  1. Seeking “a pay raise” (54%),
  2. Looking for “Career advancement” (38%), and
  3. Looking for “better corporate benefits” (21%).

It’s worth noting that these top three findings also play a huge part in employee engagement. If your workers are focused on their financial burdens during the working hours, they’re more likely to be less engaged. Offering workers better benefits, such as financial wellness planning, can help reduce these burdens and in turn create a more engaged workforce. Not to mention, you can showcase this benefit to jobseekers, as a way to attract them to your company.

Senior Leaders Must Prioritize the Experience

Even though 31% say they considered themselves engaged, they also say that their employer could do more to improve the employee experience.
Achievers found that most respondents see leadership as ineffective when it comes to improving company culture. A combined 38% of respondents have either “never heard senior leadership talk about culture” or “they talk about it, but there’s no action to back it up.” Furthermore, 31% call senior leadership “average—they’re reactive but not proactive.”
Sadly, just 9% of respondents say leaders are “very committed” to improving company culture and employee experience. This statistic is very unsettling when you think about the “trickle-down effect.” Leaders are supposed to set an example for the way employees handle themselves and conduct business, but if leadership isn’t practicing what it preaches, then employees will do the same.
The old adage, “Monkey see, monkey do” comes to mind, and if your employees see you actively being disengaged, they will follow suit. So, set a good example if you want your employees to do the same. Not only will this foster a better culture, but your workers will be more likely to stay engaged.
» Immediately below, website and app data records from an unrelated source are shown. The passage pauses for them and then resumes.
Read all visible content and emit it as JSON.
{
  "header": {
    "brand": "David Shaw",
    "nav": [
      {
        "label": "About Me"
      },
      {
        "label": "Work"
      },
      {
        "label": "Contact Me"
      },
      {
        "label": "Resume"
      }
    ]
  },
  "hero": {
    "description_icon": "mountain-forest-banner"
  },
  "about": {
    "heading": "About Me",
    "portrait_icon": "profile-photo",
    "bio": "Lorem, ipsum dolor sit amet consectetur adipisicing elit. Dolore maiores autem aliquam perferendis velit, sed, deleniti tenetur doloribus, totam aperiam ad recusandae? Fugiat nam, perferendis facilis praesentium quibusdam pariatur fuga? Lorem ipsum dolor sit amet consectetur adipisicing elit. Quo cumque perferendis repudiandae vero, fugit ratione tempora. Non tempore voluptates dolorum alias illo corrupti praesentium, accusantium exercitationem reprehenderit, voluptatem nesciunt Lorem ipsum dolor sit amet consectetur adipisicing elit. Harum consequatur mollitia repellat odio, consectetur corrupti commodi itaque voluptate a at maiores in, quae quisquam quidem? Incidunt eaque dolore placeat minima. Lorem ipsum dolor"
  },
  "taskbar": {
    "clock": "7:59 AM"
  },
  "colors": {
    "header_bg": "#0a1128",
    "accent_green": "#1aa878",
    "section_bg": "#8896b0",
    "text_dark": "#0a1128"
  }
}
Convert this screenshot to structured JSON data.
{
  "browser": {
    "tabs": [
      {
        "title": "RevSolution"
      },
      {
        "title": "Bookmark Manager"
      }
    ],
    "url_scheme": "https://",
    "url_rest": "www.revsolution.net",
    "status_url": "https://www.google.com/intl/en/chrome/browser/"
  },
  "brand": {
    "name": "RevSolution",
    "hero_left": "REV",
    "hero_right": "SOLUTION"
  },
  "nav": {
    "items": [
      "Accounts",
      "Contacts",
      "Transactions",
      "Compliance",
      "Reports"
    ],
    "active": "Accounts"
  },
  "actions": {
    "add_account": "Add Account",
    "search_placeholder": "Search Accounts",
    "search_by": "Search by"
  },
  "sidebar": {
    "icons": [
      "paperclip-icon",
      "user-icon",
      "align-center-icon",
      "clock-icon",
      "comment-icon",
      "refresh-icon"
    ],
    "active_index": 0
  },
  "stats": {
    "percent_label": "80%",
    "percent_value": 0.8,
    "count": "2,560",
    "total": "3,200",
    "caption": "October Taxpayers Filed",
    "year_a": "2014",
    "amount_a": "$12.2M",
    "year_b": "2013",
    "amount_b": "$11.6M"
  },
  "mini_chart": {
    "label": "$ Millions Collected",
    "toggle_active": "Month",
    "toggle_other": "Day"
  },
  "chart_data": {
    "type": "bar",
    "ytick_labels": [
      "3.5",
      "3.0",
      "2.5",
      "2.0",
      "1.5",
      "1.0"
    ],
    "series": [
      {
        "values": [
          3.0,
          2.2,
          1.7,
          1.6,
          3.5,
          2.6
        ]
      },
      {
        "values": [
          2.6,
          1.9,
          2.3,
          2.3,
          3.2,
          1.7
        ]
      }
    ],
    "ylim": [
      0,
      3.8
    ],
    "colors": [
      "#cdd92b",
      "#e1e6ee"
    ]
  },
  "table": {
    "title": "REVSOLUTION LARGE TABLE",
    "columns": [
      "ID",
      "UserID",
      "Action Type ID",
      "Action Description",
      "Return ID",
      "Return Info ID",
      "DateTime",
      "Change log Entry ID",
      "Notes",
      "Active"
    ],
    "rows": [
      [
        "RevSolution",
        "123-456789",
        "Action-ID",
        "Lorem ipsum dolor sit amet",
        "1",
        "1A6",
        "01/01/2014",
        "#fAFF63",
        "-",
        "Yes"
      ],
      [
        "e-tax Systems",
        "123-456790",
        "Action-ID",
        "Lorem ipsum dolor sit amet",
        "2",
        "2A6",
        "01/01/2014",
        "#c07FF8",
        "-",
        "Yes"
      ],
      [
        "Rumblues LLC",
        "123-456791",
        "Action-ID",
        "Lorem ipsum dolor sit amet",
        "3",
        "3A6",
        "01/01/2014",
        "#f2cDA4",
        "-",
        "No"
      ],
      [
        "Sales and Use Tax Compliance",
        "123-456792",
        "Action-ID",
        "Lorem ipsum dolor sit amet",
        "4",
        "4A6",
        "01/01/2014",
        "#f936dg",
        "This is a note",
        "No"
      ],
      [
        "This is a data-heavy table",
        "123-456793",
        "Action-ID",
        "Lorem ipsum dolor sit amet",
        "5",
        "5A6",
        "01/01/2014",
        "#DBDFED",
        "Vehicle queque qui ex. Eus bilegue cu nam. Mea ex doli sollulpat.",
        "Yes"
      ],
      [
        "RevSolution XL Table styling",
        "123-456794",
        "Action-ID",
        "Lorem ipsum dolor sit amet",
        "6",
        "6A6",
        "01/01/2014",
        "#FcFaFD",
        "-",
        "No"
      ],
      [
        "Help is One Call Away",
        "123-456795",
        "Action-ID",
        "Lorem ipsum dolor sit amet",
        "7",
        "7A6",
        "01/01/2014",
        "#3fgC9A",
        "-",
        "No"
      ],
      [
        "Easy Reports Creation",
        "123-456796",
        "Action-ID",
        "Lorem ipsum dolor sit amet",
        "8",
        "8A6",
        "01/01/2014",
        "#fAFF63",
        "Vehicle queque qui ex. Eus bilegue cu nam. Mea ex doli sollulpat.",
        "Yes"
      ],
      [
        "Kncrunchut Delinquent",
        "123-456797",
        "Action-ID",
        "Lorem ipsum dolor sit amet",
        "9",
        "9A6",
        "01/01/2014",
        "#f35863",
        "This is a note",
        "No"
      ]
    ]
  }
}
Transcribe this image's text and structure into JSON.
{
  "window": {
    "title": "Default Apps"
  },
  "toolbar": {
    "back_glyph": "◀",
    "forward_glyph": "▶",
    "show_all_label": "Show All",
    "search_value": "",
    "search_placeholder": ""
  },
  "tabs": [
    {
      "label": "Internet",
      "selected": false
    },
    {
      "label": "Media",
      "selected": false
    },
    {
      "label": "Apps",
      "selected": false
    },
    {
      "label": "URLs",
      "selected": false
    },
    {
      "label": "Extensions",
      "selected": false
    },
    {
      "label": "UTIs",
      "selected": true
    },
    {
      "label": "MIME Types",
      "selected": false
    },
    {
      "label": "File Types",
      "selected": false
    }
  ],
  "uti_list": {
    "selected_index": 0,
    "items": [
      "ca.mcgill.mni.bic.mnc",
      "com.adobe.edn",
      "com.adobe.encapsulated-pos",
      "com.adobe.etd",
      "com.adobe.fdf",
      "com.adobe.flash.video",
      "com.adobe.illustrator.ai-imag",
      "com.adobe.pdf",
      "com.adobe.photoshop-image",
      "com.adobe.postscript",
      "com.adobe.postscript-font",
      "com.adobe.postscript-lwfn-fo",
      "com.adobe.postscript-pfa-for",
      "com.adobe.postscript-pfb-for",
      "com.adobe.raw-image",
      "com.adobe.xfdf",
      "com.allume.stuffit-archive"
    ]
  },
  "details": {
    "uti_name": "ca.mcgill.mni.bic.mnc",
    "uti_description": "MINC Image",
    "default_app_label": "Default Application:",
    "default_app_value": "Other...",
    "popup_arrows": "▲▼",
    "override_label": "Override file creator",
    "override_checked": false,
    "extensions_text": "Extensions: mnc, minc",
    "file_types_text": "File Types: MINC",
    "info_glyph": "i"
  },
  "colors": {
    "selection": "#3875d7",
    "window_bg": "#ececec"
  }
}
Recognition Is a Powerful Engagement Tool, but Not Used Often

Recognizing employees for their hard work and dedication is a great way for employees to feel appreciated, and it can also help engage and retain workers by giving them something to work towards. Achievers found that 26% of respondents ranked “recognition for my work” in their top three important factors for staying with their current employer.
When it comes to employee recognition, however, only 11% of workers call their manager/employer “awesome,” saying they are recognized weekly. A larger percentage (29%) ranked their employers as “pretty good,” this group says they are recognized at least once a month.
Unfortunately, 17% said their manager/employer was “horrible—they never recognize my work” and the largest group of respondents (43%) ranked their manager/employer as just “okay” (recognizing them annually or quarterly at least).

What Can Employers Do?

The Achievers report provides good insight into what makes your current workforce tick. And obviously, they’re going to stick around whether they’re engaged or not. But as we know, a disengaged workforce is not a productive workforce, so employers would be wise to boost their engagement efforts.
Achievers says that employers are missing out on a huge opportunity to personalize engagement by soliciting employee feedback. As the survey found the roughly 16% of respondents called their manager/employer “horrible” at soliciting feedback on their employee experience. And 40% rated them as just “okay—they ask for feedback only once or twice a year.”
When it came to acting on feedback, workers ranked managers/employers even worse—42% said they’re “okay—they make a few changes based on it,” but 21% said they’re “horrible—they never do anything with feedback.”
As the data shows, listening to your employees, and providing them with the tools they need to be productive, are important for having an engaged workforce. To learn more about the survey results and how to improve employee engagement, click here.

Survey Methodology

Achievers conducted the online survey between November 26, 2018, through December 3, 2018. The global sample size included 1,224 respondents (67.1% from North America and 32.9% from the U.K. and Australia). Males and females each represented 50% of responses. Globally, 13.9% were Gen Z, 50.9% were Millennials, 30.6% were Generation X, and 4.6% were Baby Boomers.